* **Excerpts from an interface dataset**

+--

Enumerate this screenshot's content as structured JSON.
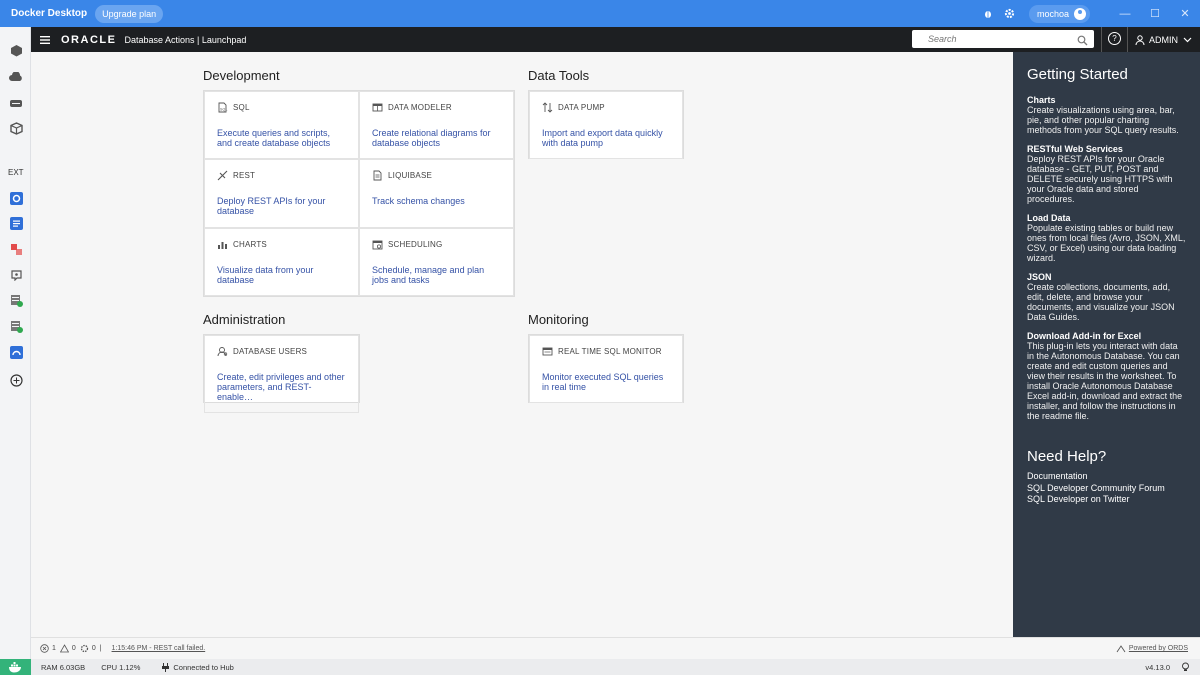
{
  "docker": {
    "app_name": "Docker Desktop",
    "upgrade_label": "Upgrade plan",
    "user": "mochoa",
    "window_controls": [
      "—",
      "☐",
      "✕"
    ]
  },
  "oracle_header": {
    "logo": "ORACLE",
    "breadcrumb": "Database Actions |  Launchpad",
    "search_placeholder": "Search",
    "help_label": "?",
    "user": "ADMIN"
  },
  "sections": {
    "development": {
      "title": "Development",
      "cards": [
        {
          "label": "SQL",
          "desc": "Execute queries and scripts, and create database objects",
          "icon": "sql-worksheet-icon"
        },
        {
          "label": "DATA MODELER",
          "desc": "Create relational diagrams for database objects",
          "icon": "data-modeler-icon"
        },
        {
          "label": "REST",
          "desc": "Deploy REST APIs for your database",
          "icon": "rest-icon"
        },
        {
          "label": "LIQUIBASE",
          "desc": "Track schema changes",
          "icon": "liquibase-icon"
        },
        {
          "label": "CHARTS",
          "desc": "Visualize data from your database",
          "icon": "charts-icon"
        },
        {
          "label": "SCHEDULING",
          "desc": "Schedule, manage and plan jobs and tasks",
          "icon": "scheduling-icon"
        }
      ]
    },
    "data_tools": {
      "title": "Data Tools",
      "cards": [
        {
          "label": "DATA PUMP",
          "desc": "Import and export data quickly with data pump",
          "icon": "data-pump-icon"
        }
      ]
    },
    "administration": {
      "title": "Administration",
      "cards": [
        {
          "label": "DATABASE USERS",
          "desc": "Create, edit privileges and other parameters, and REST-enable…",
          "icon": "database-users-icon"
        }
      ]
    },
    "monitoring": {
      "title": "Monitoring",
      "cards": [
        {
          "label": "REAL TIME SQL MONITOR",
          "desc": "Monitor executed SQL queries in real time",
          "icon": "sql-monitor-icon"
        }
      ]
    }
  },
  "getting_started": {
    "title": "Getting Started",
    "items": [
      {
        "title": "Charts",
        "desc": "Create visualizations using area, bar, pie, and other popular charting methods from your SQL query results."
      },
      {
        "title": "RESTful Web Services",
        "desc": "Deploy REST APIs for your Oracle database - GET, PUT, POST and DELETE securely using HTTPS with your Oracle data and stored procedures."
      },
      {
        "title": "Load Data",
        "desc": "Populate existing tables or build new ones from local files (Avro, JSON, XML, CSV, or Excel) using our data loading wizard."
      },
      {
        "title": "JSON",
        "desc": "Create collections, documents, add, edit, delete, and browse your documents, and visualize your JSON Data Guides."
      },
      {
        "title": "Download Add-in for Excel",
        "desc": "This plug-in lets you interact with data in the Autonomous Database. You can create and edit custom queries and view their results in the worksheet. To install Oracle Autonomous Database Excel add-in, download and extract the installer, and follow the instructions in the readme file."
      }
    ],
    "help_title": "Need Help?",
    "help_links": [
      "Documentation",
      "SQL Developer Community Forum",
      "SQL Developer on Twitter"
    ]
  },
  "oracle_footer": {
    "errors": "1",
    "warnings": "0",
    "processes": "0",
    "divider": "|",
    "status": "1:15:46 PM - REST call failed.",
    "powered_by": "Powered by ORDS"
  },
  "docker_status": {
    "ram": "RAM 6.03GB",
    "cpu": "CPU 1.12%",
    "hub": "Connected to Hub",
    "version": "v4.13.0"
  },
  "colors": {
    "docker_blue": "#3a86e8",
    "oracle_header": "#1d1f22",
    "panel_dark": "#303a47",
    "link_blue": "#3552a6",
    "docker_green": "#33b37a"
  }
}
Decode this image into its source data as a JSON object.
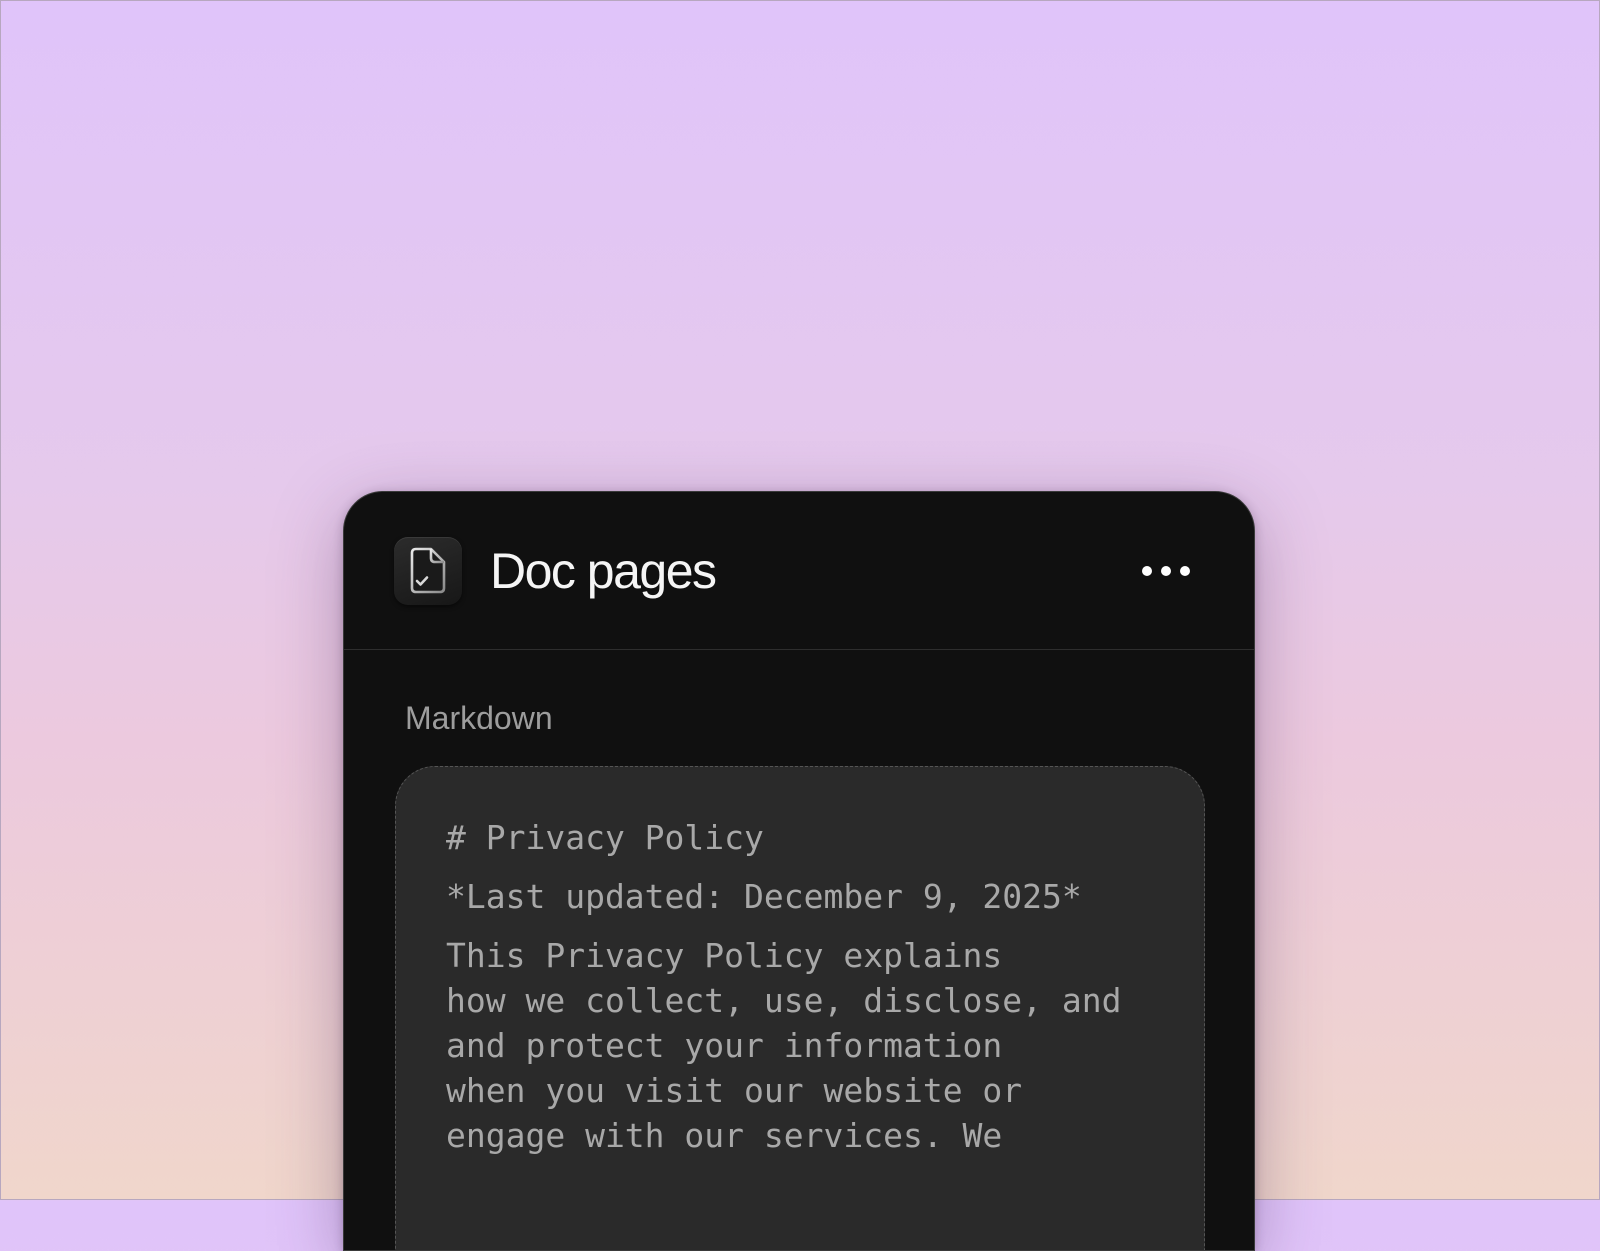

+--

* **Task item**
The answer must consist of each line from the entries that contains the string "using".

* **Reply to the exercise**
        "desc": "Create visualizations using area, bar, pie, and other popular charting methods from your SQL query results."
        "desc": "Deploy REST APIs for your Oracle database - GET, PUT, POST and DELETE securely using HTTPS with your Oracle data and stored procedures."
        "desc": "Populate existing tables or build new ones from local files (Avro, JSON, XML, CSV, or Excel) using our data loading wizard."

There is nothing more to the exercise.